I think, though, that Caryn James, writing for The New York Times, puts it best in contemplating the demise of that thing we call society,
“If the most crass and sadistic people gained power, what would happen to the social order, to art and, above all, to love? This is the question Peter Greenaway explores in his elegant, stylized and brutal new film.”
Equally as bold, though at least twice as crass, is Brian Yuzna’s Society* (Fri 26 July, 20:30 at 20th Century Flicks' Videodrome), which takes visceral to new heights and has all the subtlety of a jackhammer in so doing. But not all of the films that examine gluttony, decadence and resistance are so sensorially assaulting – though they resonate just as well with the social, political and environmental concerns of today; far from decadent, Soylent Green* (Sun 28 July, 14:00 at Curzon Cinema & Arts in Clevedon) is concerned with poverty and a lack of natural resources to accommodate the population.
Yet nowhere is the spirit of resistance greater than in the experimental formal vibrancy of the Czech New Wave.

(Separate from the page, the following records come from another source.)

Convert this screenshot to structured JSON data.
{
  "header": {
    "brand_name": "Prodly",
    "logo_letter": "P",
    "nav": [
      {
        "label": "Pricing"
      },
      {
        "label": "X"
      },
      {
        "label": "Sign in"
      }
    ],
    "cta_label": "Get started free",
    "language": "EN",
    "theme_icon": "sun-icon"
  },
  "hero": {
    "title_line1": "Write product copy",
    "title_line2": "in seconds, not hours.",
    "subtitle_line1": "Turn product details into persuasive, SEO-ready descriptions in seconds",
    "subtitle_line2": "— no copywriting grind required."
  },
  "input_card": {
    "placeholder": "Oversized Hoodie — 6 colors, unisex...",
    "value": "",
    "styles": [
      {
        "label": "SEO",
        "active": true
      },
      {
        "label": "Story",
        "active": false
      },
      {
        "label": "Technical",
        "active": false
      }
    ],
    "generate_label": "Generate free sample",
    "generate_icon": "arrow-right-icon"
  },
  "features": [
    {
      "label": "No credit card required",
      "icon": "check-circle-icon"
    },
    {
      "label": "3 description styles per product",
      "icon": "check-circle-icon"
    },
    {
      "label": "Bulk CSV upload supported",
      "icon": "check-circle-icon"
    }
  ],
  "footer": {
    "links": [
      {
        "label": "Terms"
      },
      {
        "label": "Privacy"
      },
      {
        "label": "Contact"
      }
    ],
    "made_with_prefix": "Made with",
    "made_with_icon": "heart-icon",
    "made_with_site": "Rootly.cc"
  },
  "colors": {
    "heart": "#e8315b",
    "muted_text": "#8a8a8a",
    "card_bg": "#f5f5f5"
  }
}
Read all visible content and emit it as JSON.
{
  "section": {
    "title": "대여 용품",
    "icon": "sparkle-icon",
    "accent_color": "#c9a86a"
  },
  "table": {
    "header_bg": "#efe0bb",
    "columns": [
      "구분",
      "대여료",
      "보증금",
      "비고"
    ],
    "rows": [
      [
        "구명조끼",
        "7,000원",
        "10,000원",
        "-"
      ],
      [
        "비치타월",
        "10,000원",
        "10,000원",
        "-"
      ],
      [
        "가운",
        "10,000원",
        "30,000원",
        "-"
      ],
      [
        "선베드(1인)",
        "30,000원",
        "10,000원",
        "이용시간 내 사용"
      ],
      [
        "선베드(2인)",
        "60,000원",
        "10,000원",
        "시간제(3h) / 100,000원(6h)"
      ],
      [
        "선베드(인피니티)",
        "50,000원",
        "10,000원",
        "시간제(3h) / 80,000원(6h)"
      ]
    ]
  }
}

Combining humour and dissent to tug on their audiences’ social and political strings, Vera Chytilová and her screenwriting partner and costume designer, Ester Krumbachová, both created playful yet disruptive films in the face of crushing reform following the Prague Spring of 1968.
The two had already worked together in 1966 on Daisies – now considered one of the seminal films of its era, revealing the superfluous nature of aristocracy and patriarchy with aplomb. Teaming up again on Fruit of Paradise (Fri 26 July, 18:00), the pair created another experiment in allegory. Taking the story of Adam and Eve as a departure point, the film reveals so-called ‘original sin’ for the betrayal of freedom that it is, reflecting the invasion of Prague by Soviet forces in 1968.
It was also at this time that Krumbachová tried her own hand at directing with The Murder of Mr Devil (Sat 27 July, 14:00). Written as an unofficial sequel to Daisies, and in keeping with the biblical allegory of Fruit of Paradise, Krumbachová takes the idea of pure evil and transposes it into the body of a gluttonous man. Another invasion of sorts, our female protagonist becomes almost a servant to the devil as she tries time and again to entertain him in her domestic space, only to realise that his desire is both destructive and insatiable.
Finally, in Rachel Maclean’s contemporary odyssey into the misogynist history of art and its affect on women’s self-esteem, Make Me Up (Fri 26 July, 12:00) we see themes of gluttony, decadence and resistance come full circle. Where appetites were once overindulged, Maclean’s women of the digital era are either rewarded for their obedience with processed rations or encouraged to show discipline and eat literally nothing at all. They are decorated like ornaments and expected to toe an Orwellian line, under the all-seeing eye of surveillance, 24-7. But even within a digitised world there are cracks – glitches that appear. And for all of the unbearably dystopic ideas these films throw up (sometimes literally), where there is even a glimpse of humanity, there is a resistance.